Langenskiöld, Sweden, 2013, 213 pages
Original title: Pojken i trädkojan
Genre: Children’s fiction 9-12
The Treehouse Boy is a beautiful story about belonging and having a home. With his unadorned, easy-flowing language, Danny Wattin has created a modern but timeless Mowgli-like saga, full of humour and unexpected events that turn your thoughts to the worlds of Roald Dahl and Astrid Lindgren. The story expresses simple, tender wisdom that is brought to life by wonderfully-whimsical characters, absurd schoolyard revolts, explosive love letters and arm-wrestling principals.
Johan is ten years old and lives alone in a treehouse in the middle of the forest.
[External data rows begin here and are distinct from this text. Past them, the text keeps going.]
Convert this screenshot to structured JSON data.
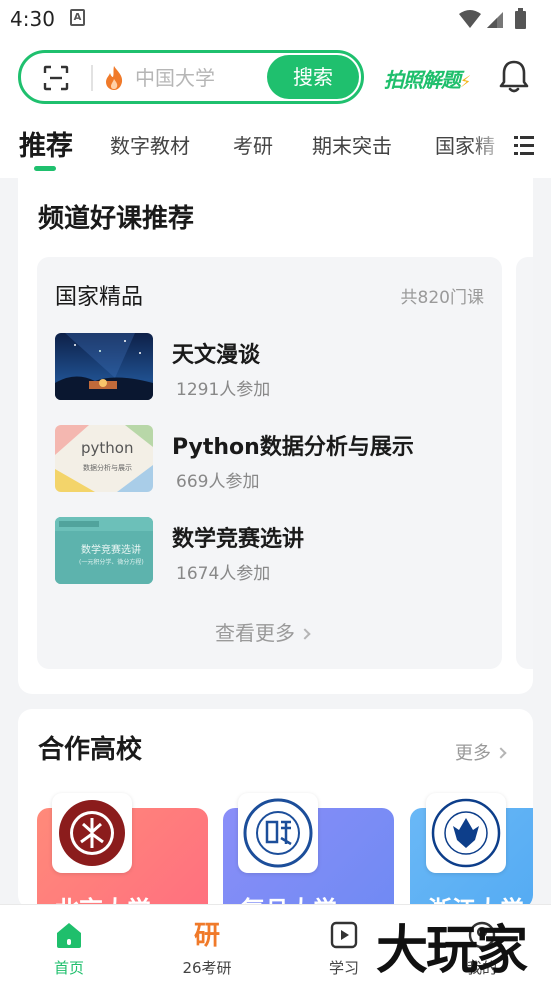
{
  "status_bar": {
    "time": "4:30",
    "notification_icon": "A"
  },
  "search": {
    "placeholder": "中国大学",
    "button_label": "搜索",
    "photo_solve_label": "拍照解题",
    "photo_solve_mark": "⚡"
  },
  "tabs": [
    {
      "label": "推荐",
      "active": true
    },
    {
      "label": "数字教材"
    },
    {
      "label": "考研"
    },
    {
      "label": "期末突击"
    },
    {
      "label": "国家精"
    }
  ],
  "channel": {
    "title": "频道好课推荐",
    "panel_title": "国家精品",
    "panel_count": "共820门课",
    "courses": [
      {
        "name": "天文漫谈",
        "participants": "1291人参加"
      },
      {
        "name": "Python数据分析与展示",
        "participants": "669人参加",
        "thumb_title": "python",
        "thumb_subtitle": "数据分析与展示"
      },
      {
        "name": "数学竞赛选讲",
        "participants": "1674人参加",
        "thumb_title": "数学竞赛选讲",
        "thumb_subtitle": "(一元积分学、微分方程)"
      }
    ],
    "more_label": "查看更多"
  },
  "partners": {
    "title": "合作高校",
    "more_label": "更多",
    "universities": [
      {
        "name": "北京大学",
        "color": "#ff6f6f"
      },
      {
        "name": "复旦大学",
        "color": "#7b86f6"
      },
      {
        "name": "浙江大学",
        "color": "#5fb4f5"
      }
    ]
  },
  "bottom_nav": [
    {
      "label": "首页",
      "icon": "home-icon",
      "active": true
    },
    {
      "label": "26考研",
      "icon": "研"
    },
    {
      "label": "学习",
      "icon": "play-icon"
    },
    {
      "label": "我的",
      "icon": "profile-icon"
    }
  ],
  "watermark": "大玩家",
  "colors": {
    "accent": "#1fc06e",
    "orange": "#f07a2a"
  }
}
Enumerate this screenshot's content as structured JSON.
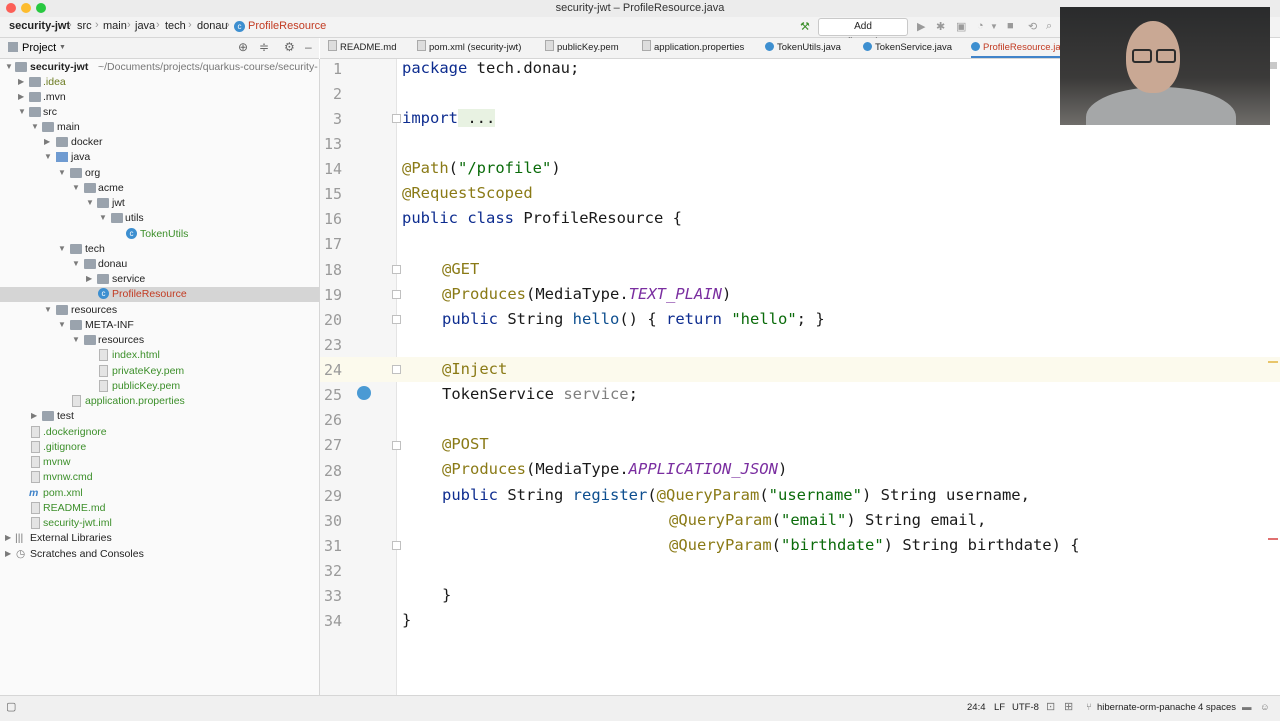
{
  "window": {
    "title": "security-jwt – ProfileResource.java"
  },
  "breadcrumbs": [
    "security-jwt",
    "src",
    "main",
    "java",
    "tech",
    "donau",
    "ProfileResource"
  ],
  "toolbar": {
    "add_configuration": "Add Configuration..."
  },
  "project_panel": {
    "title": "Project",
    "root_label": "security-jwt",
    "root_path": "~/Documents/projects/quarkus-course/security-",
    "items": [
      ".idea",
      ".mvn",
      "src",
      "main",
      "docker",
      "java",
      "org",
      "acme",
      "jwt",
      "utils",
      "TokenUtils",
      "tech",
      "donau",
      "service",
      "ProfileResource",
      "resources",
      "META-INF",
      "resources",
      "index.html",
      "privateKey.pem",
      "publicKey.pem",
      "application.properties",
      "test",
      ".dockerignore",
      ".gitignore",
      "mvnw",
      "mvnw.cmd",
      "pom.xml",
      "README.md",
      "security-jwt.iml",
      "External Libraries",
      "Scratches and Consoles"
    ]
  },
  "tabs": [
    "README.md",
    "pom.xml (security-jwt)",
    "publicKey.pem",
    "application.properties",
    "TokenUtils.java",
    "TokenService.java",
    "ProfileResource.java"
  ],
  "editor": {
    "line_numbers": [
      "1",
      "2",
      "3",
      "13",
      "14",
      "15",
      "16",
      "17",
      "18",
      "19",
      "20",
      "23",
      "24",
      "25",
      "26",
      "27",
      "28",
      "29",
      "30",
      "31",
      "32",
      "33",
      "34"
    ],
    "tokens": {
      "l1a": "package",
      "l1b": " tech.donau;",
      "l3a": "import",
      "l3b": " ...",
      "l14a": "@Path",
      "l14b": "(",
      "l14c": "\"/profile\"",
      "l14d": ")",
      "l15a": "@RequestScoped",
      "l16a": "public class",
      "l16b": " ProfileResource {",
      "l18a": "@GET",
      "l19a": "@Produces",
      "l19b": "(MediaType.",
      "l19c": "TEXT_PLAIN",
      "l19d": ")",
      "l20a": "public",
      "l20b": " String ",
      "l20c": "hello",
      "l20d": "() { ",
      "l20e": "return",
      "l20f": " ",
      "l20g": "\"hello\"",
      "l20h": "; }",
      "l24a": "@Inject",
      "l25a": "TokenService",
      "l25b": " service",
      "l25c": ";",
      "l27a": "@POST",
      "l28a": "@Produces",
      "l28b": "(MediaType.",
      "l28c": "APPLICATION_JSON",
      "l28d": ")",
      "l29a": "public",
      "l29b": " String ",
      "l29c": "register",
      "l29d": "(",
      "l29e": "@QueryParam",
      "l29f": "(",
      "l29g": "\"username\"",
      "l29h": ") String username,",
      "l30a": "@QueryParam",
      "l30b": "(",
      "l30c": "\"email\"",
      "l30d": ") String email,",
      "l31a": "@QueryParam",
      "l31b": "(",
      "l31c": "\"birthdate\"",
      "l31d": ") String birthdate) {",
      "l33a": "}",
      "l34a": "}"
    }
  },
  "status_bar": {
    "position": "24:4",
    "line_sep": "LF",
    "encoding": "UTF-8",
    "context": "hibernate-orm-panache",
    "indent": "4 spaces"
  },
  "colors": {
    "accent": "#4083c9",
    "annotation": "#8a7a16",
    "string": "#0a6b0a",
    "keyword": "#0d2c8f"
  }
}
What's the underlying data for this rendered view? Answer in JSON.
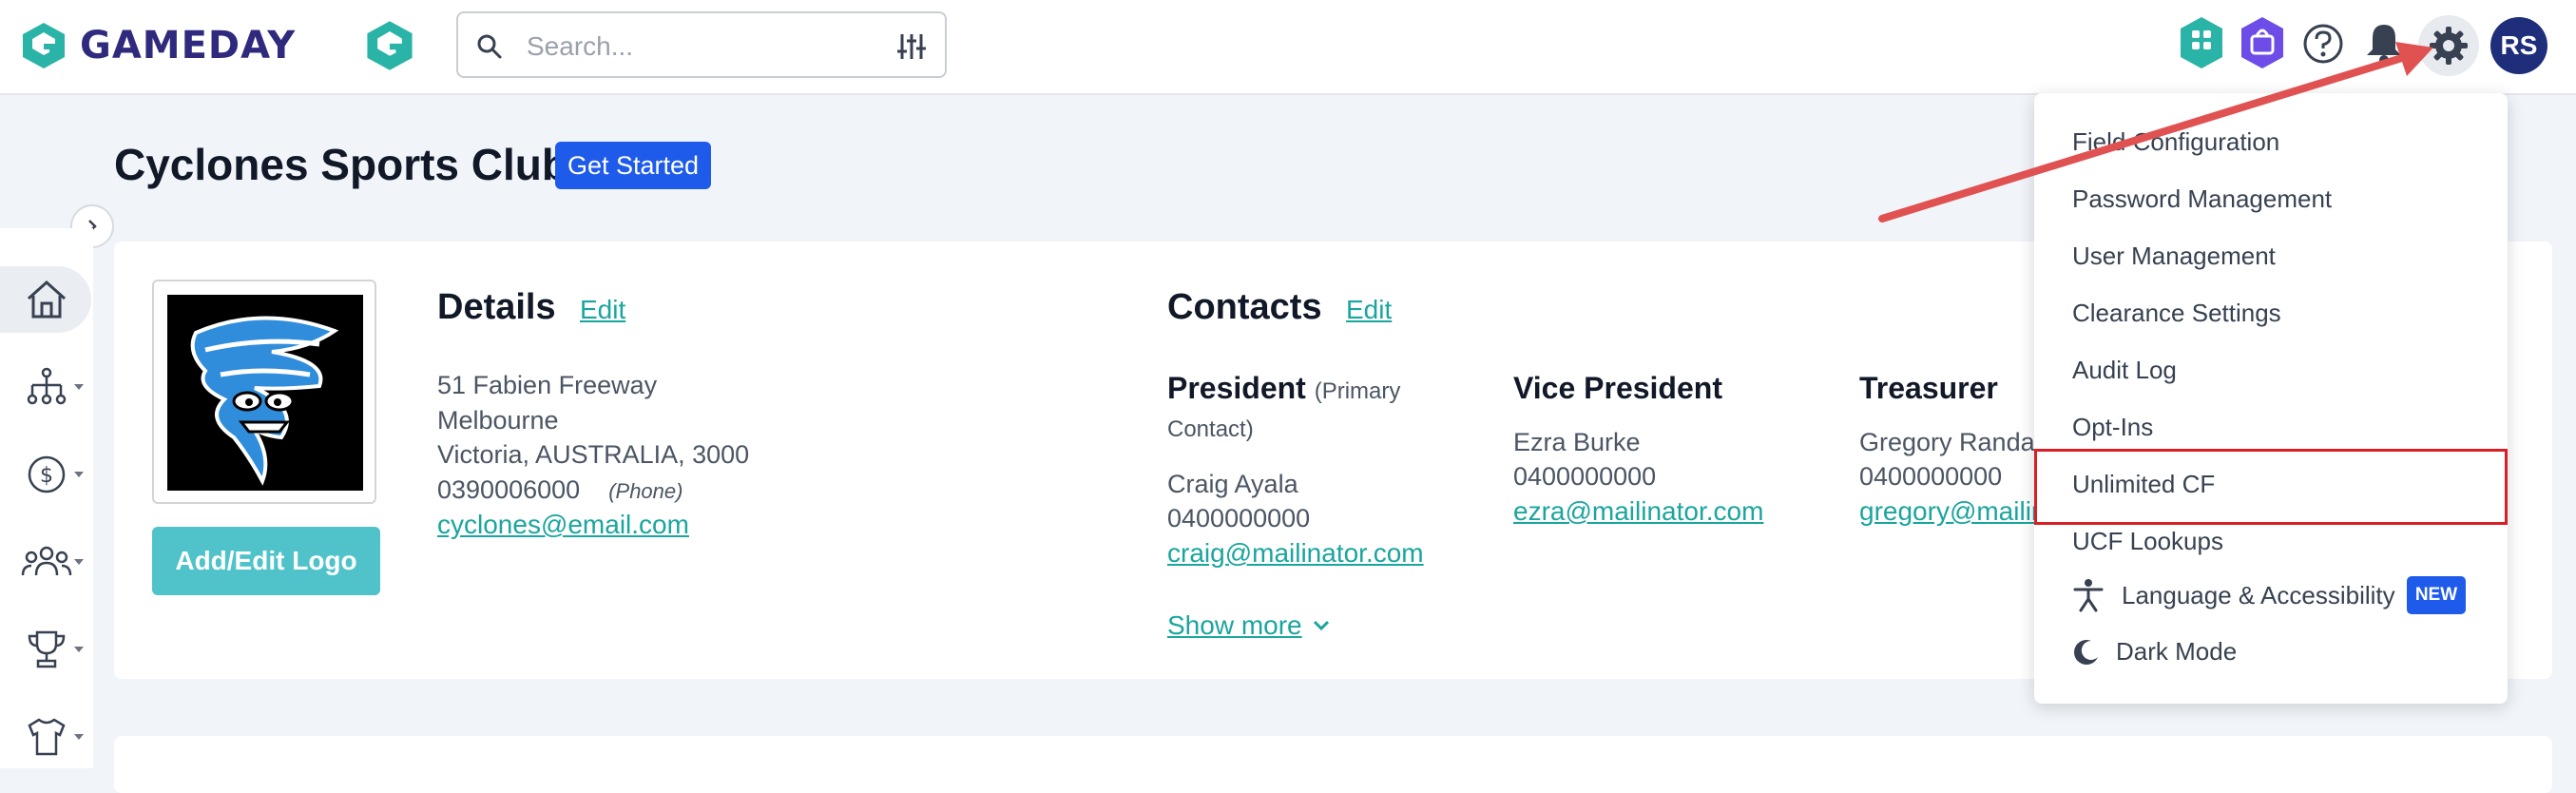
{
  "brand": {
    "name": "GAMEDAY"
  },
  "search": {
    "placeholder": "Search..."
  },
  "header": {
    "avatar_initials": "RS"
  },
  "page": {
    "title": "Cyclones Sports Club",
    "get_started_label": "Get Started"
  },
  "details": {
    "title": "Details",
    "edit_label": "Edit",
    "address_line1": "51 Fabien Freeway",
    "address_line2": "Melbourne",
    "address_line3": "Victoria,  AUSTRALIA,  3000",
    "phone": "0390006000",
    "phone_label": "(Phone)",
    "email": "cyclones@email.com"
  },
  "logo": {
    "add_edit_label": "Add/Edit Logo"
  },
  "contacts": {
    "title": "Contacts",
    "edit_label": "Edit",
    "show_more_label": "Show more",
    "people": [
      {
        "role": "President",
        "role_note": "(Primary",
        "role_note2": "Contact)",
        "name": "Craig Ayala",
        "phone": "0400000000",
        "email": "craig@mailinator.com"
      },
      {
        "role": "Vice President",
        "name": "Ezra Burke",
        "phone": "0400000000",
        "email": "ezra@mailinator.com"
      },
      {
        "role": "Treasurer",
        "name": "Gregory Randal",
        "phone": "0400000000",
        "email": "gregory@mailin"
      }
    ]
  },
  "settings_menu": {
    "items": [
      "Field Configuration",
      "Password Management",
      "User Management",
      "Clearance Settings",
      "Audit Log",
      "Opt-Ins",
      "Unlimited CF",
      "UCF Lookups"
    ],
    "language_label": "Language & Accessibility",
    "new_badge": "NEW",
    "dark_mode_label": "Dark Mode"
  },
  "colors": {
    "accent": "#1aa59e",
    "primary": "#1e5bea",
    "brand": "#2f2a7d",
    "highlight": "#d91f26"
  }
}
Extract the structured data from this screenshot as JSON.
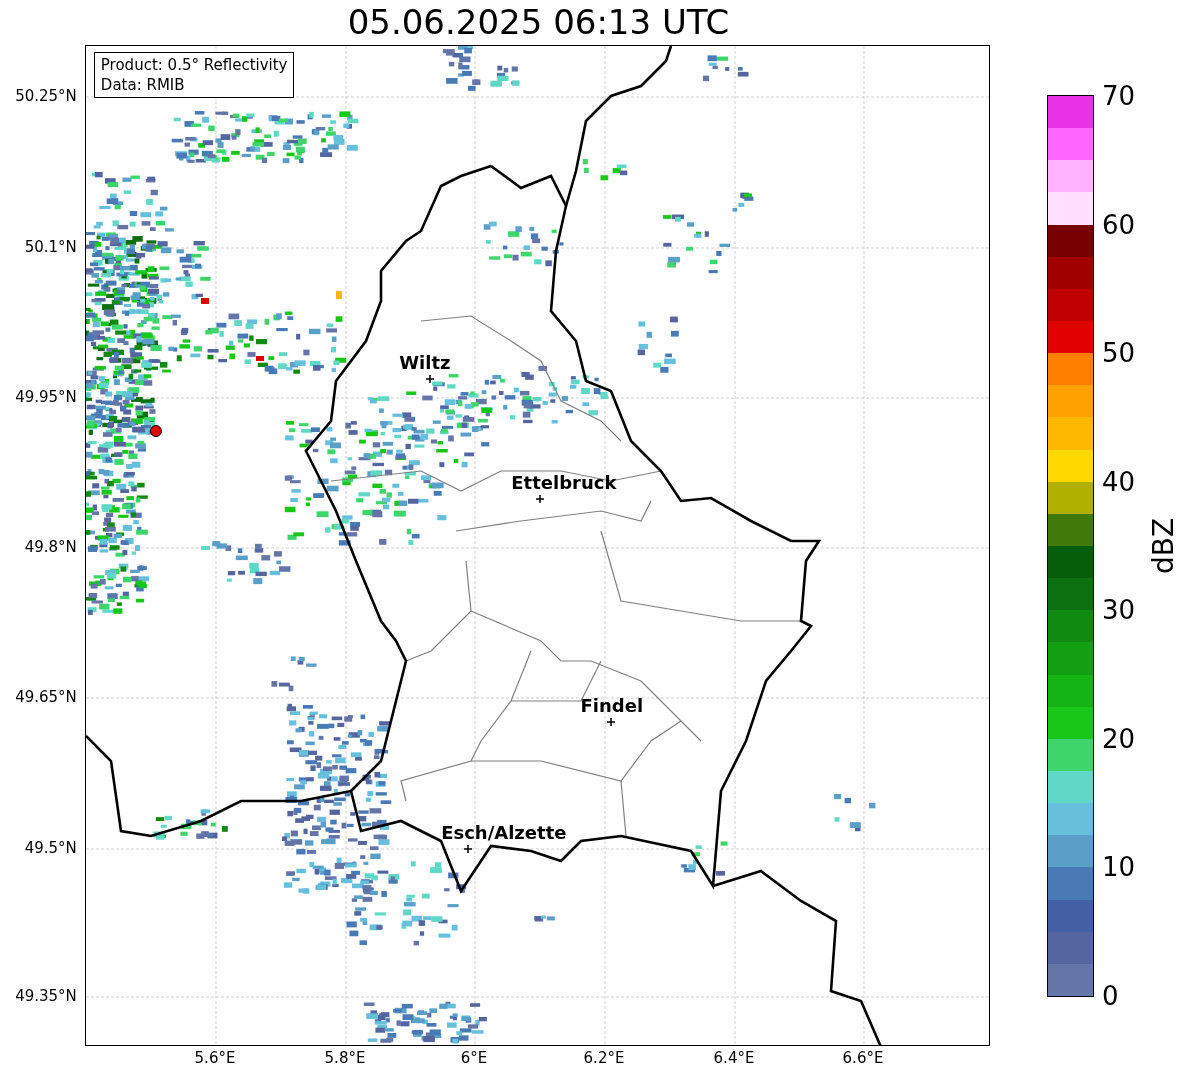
{
  "title": "05.06.2025 06:13 UTC",
  "legend": {
    "lines": [
      "Product: 0.5° Reflectivity",
      "Data: RMIB"
    ]
  },
  "map": {
    "lat_labels": [
      "50.25°N",
      "50.1°N",
      "49.95°N",
      "49.8°N",
      "49.65°N",
      "49.5°N",
      "49.35°N"
    ],
    "lon_labels": [
      "5.6°E",
      "5.8°E",
      "6°E",
      "6.2°E",
      "6.4°E",
      "6.6°E"
    ],
    "cities": [
      {
        "name": "Wiltz"
      },
      {
        "name": "Ettelbruck"
      },
      {
        "name": "Findel"
      },
      {
        "name": "Esch/Alzette"
      }
    ]
  },
  "colorbar": {
    "label": "dBZ",
    "ticks": [
      "70",
      "60",
      "50",
      "40",
      "30",
      "20",
      "10",
      "0"
    ],
    "bands": [
      {
        "color": "#e832e8"
      },
      {
        "color": "#ff66ff"
      },
      {
        "color": "#ffb2ff"
      },
      {
        "color": "#ffe0ff"
      },
      {
        "color": "#780000"
      },
      {
        "color": "#a00000"
      },
      {
        "color": "#c00000"
      },
      {
        "color": "#e00000"
      },
      {
        "color": "#ff7f00"
      },
      {
        "color": "#ff9f00"
      },
      {
        "color": "#ffb800"
      },
      {
        "color": "#ffd800"
      },
      {
        "color": "#b0b000"
      },
      {
        "color": "#407a0a"
      },
      {
        "color": "#065e0a"
      },
      {
        "color": "#0c7010"
      },
      {
        "color": "#108a10"
      },
      {
        "color": "#12a012"
      },
      {
        "color": "#14b414"
      },
      {
        "color": "#18c818"
      },
      {
        "color": "#3ed66a"
      },
      {
        "color": "#60d8c8"
      },
      {
        "color": "#66c0dc"
      },
      {
        "color": "#5a9fc8"
      },
      {
        "color": "#4a7ab5"
      },
      {
        "color": "#4460a5"
      },
      {
        "color": "#5565a0"
      },
      {
        "color": "#6675a8"
      }
    ]
  }
}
Most of the time he enjoys his life in the wild, together with the squirrel, Mimi, and the rest of his animal friends. He climbs trees, gathers food and collects what he needs to get by from the rubbish dump on the outskirts of town. Johan keeps his distance from the grown-ups, because he’s afraid they’ll put him back in the orphanage. The only thing that is really missing in his life is learning how to read all those books he’d found and brought home. One day, while rummaging around at the rubbish dump, Johan meets three older boys who chase him away: he ends up hiding in a ramshackle old house that belongs to a strange, tall man called Molvidsson.
Molvidsson knows absolutely nothing about children but everything about books, and loves to read. So he decides to help Johan fulfill his biggest dream − to be able to attend school − by pretending to be his father. Unexpectedly, Johan’s life takes a new, and not wholly uncomplicated, turn.